Electromobility: About blistering wires and clever pipework
Sep 28, 2009
Photo © Dimitrios Tsatsas, Stylepark

Dare to look into the future? Each of us will drive an electric car, will charge it overnight, while at the same time the washing machine runs because electricity will be cheaper at night. How to secure power supplies during such peak periods? Claudia Beckmann spoke to David Dallinger from the Fraunhofer Institute for Systems and Innovation Research, who works on the technical and economic sides to electrical mobility. They discussed how the electric car of tomorrow can be integrated into renewable decentral energy systems.

Electric vehicles are charged using electricity from a power socket. Will this additional demand for electricity not result in problems with the energy supply?
Dallinger: No, not initially as there are very few electric cars in Germany so far and market penetration by these vehicles will require a lot of time but also a lot of staying power as regards improving the technology. Moreover, electrically powered vehicles are more efficient than their conventional counterparts. That means less primary energy will be needed than is employed today for conventional fuels. Over a year one million vehicles need less than one percent of the total energy produced in Germany.

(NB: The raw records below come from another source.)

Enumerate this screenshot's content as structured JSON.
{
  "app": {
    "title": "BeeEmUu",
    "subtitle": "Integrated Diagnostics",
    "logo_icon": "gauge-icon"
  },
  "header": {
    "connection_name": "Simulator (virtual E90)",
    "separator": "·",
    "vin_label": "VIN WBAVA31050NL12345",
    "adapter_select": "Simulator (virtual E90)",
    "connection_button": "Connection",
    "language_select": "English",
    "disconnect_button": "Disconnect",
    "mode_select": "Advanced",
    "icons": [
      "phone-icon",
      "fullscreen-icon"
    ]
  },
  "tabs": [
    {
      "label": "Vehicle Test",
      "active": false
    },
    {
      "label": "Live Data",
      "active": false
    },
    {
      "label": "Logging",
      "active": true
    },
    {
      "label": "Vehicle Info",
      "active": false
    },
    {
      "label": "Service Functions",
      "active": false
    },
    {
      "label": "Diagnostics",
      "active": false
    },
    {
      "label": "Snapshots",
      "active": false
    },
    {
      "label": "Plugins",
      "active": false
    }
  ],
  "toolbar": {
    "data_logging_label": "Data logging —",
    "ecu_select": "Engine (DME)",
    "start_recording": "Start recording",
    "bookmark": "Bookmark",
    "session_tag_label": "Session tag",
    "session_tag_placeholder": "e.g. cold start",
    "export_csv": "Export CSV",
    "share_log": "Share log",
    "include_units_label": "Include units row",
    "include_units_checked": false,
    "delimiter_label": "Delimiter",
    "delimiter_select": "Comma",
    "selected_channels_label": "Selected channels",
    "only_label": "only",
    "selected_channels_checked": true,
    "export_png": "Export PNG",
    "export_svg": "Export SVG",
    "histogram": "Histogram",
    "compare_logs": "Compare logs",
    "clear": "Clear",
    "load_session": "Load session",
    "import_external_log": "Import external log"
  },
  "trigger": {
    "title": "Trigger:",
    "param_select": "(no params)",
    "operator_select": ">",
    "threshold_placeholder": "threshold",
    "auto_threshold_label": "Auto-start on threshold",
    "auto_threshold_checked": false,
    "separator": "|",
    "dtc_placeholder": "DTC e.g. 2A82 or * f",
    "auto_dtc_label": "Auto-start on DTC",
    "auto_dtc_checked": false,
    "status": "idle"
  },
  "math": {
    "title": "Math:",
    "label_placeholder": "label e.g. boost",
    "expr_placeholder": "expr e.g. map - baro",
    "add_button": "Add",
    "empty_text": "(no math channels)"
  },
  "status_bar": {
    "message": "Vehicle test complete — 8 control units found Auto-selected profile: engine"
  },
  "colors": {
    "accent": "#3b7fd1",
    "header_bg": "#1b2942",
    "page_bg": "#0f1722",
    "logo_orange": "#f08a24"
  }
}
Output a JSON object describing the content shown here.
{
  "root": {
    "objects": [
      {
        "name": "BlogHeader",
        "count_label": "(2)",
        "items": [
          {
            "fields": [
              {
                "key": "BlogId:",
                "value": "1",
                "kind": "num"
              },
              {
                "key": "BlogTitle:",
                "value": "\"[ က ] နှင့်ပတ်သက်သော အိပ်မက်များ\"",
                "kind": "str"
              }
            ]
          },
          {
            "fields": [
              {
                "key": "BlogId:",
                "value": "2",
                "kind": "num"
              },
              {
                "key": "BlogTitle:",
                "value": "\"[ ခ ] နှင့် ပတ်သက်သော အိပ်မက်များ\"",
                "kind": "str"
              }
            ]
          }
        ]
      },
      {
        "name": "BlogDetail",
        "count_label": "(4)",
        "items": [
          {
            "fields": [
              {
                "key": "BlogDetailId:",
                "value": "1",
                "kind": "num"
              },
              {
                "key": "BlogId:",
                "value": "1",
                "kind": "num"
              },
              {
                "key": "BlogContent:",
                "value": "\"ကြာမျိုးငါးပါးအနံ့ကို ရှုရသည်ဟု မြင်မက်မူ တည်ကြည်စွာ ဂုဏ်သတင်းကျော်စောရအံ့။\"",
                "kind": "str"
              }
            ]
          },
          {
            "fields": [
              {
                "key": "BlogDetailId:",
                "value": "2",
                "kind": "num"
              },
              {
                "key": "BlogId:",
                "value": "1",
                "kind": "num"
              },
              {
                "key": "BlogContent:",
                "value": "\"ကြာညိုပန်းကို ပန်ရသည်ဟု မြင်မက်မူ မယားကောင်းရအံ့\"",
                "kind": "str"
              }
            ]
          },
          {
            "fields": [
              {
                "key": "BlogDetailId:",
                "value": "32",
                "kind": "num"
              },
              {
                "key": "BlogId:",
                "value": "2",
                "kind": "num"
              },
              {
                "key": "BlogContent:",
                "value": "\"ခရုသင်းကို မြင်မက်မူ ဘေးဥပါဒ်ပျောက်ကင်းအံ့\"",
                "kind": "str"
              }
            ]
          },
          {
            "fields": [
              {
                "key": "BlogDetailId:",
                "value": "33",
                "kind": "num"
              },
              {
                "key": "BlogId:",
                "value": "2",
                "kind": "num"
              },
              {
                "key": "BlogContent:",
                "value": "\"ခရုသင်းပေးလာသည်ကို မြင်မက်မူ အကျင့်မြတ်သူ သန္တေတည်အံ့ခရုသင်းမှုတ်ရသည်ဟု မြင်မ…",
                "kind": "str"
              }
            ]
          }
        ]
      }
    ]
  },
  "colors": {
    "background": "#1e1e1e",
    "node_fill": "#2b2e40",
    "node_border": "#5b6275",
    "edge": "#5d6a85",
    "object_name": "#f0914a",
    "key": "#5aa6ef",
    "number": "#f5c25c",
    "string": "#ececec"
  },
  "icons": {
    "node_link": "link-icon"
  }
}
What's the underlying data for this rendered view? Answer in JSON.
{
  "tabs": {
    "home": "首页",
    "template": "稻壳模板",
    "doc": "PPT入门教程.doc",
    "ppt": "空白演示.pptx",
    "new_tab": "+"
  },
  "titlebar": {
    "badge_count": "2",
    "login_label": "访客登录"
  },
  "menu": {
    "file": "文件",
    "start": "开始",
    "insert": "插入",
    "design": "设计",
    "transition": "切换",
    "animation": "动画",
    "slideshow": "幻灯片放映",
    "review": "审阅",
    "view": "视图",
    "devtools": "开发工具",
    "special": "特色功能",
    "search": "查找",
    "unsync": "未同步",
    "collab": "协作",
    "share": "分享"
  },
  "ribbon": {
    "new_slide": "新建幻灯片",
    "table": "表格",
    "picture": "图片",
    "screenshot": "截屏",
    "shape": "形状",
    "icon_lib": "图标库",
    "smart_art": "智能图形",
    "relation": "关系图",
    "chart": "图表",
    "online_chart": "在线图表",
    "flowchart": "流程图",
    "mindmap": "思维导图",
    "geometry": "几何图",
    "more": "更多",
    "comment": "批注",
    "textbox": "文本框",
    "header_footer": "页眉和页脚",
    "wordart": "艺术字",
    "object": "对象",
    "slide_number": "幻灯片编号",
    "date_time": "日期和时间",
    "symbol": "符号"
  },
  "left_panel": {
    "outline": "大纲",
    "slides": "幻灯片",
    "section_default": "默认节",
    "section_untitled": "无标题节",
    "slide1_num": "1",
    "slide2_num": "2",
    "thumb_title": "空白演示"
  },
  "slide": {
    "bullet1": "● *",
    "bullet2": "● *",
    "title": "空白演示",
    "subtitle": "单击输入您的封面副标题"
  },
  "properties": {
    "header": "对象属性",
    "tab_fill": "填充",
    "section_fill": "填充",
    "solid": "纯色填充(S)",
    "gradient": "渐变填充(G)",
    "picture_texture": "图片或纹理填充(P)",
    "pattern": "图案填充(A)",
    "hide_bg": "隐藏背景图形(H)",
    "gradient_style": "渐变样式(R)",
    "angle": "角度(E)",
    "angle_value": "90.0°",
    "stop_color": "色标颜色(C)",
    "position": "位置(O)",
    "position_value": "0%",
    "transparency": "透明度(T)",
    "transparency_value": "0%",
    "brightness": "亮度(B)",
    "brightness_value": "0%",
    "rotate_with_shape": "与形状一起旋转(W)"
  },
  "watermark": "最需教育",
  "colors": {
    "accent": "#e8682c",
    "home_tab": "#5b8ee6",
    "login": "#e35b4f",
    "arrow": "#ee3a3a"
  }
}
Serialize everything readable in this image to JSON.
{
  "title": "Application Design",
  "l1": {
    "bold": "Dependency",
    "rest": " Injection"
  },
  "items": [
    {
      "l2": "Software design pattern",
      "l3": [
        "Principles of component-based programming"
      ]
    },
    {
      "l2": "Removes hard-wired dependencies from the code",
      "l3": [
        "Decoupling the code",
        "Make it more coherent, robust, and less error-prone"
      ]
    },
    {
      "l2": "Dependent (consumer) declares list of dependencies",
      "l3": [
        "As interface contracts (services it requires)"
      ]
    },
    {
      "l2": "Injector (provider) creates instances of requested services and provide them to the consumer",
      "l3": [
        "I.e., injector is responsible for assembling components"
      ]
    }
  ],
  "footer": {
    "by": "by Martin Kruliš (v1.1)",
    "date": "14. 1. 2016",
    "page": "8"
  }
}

But if we assume that electric vehicles will achieve a higher market penetration then won't this increase the expected load on the electricity system?
Dallinger: The peak load is likely to increase especially if many users of electric vehicles want to recharge their batteries simultaneously. A typical example of this is recharging batteries on a weekday when many people come home around the same time and hook their vehicles up to the network. However, the connecting of electric cars for charging is not a problem for most of the distribution networks in Germany at the moment as it is already the case that networks are already designed to cope with large numbers of consumers simultaneously using devices that have similar power requirements. Large numbers of researchers in Germany are already working on how to better exploit the capacity of power plants and deal with possible bottlenecks but research efforts are also directed at how to shift the power needs of electromobility to the night time hours.

Does not precisely this shift to lignite-fired power plants coming onstream and thus meaning that the eco-balance of ecletric cars will in part be worse than that of conventional modern vehicles?
Dallinger: Yes, as things now stand this really is the case. However, we expect that a future electricity system will rely on high proportions of renewable energies. You can only achieve a fundamental improvement of the ecological balance of cars by using renewable energies. In particular, electricity from wind and solar energy is intermittent and consequently requires a flexible approach to the electricity demand, which could be realized by electric cars. In other words, electromobility can help in future to better integrate renewable energy into the system.

Energy efficiency and renewable energies are also a key topic in the building sector. Do options exist for using electromobility for decentral applications?
Dallinger: Whether and how practicable it will be to link electric vehicles to the energy supply of buildings is a fascinating topic which leaves a lot of scope for creative solutions. Today, individual innovators already exist, who use their photovoltaic plant to supply their own vehicle with clean electricity. And, thanks to the Renewable Energy Act (EEG), since 2009 those people that even get subsidy payments. But other feasible applications for the future are heat-power cogeneration, emergency power supply or the reduction of peak loads in trade and industry in combination with information and communication technology.

David Dallinger is a research associate at Fraunhofer Institute".
In his work he focuses on technical and economic aspects of electro mobility, energy system modeling and the integration of fluctuating manufacturers.

To read more about electromobility, please click for part one "mobility concepts" and for part two "charging infrastructure".

Photo © Dimitrios Tsatsas, Stylepark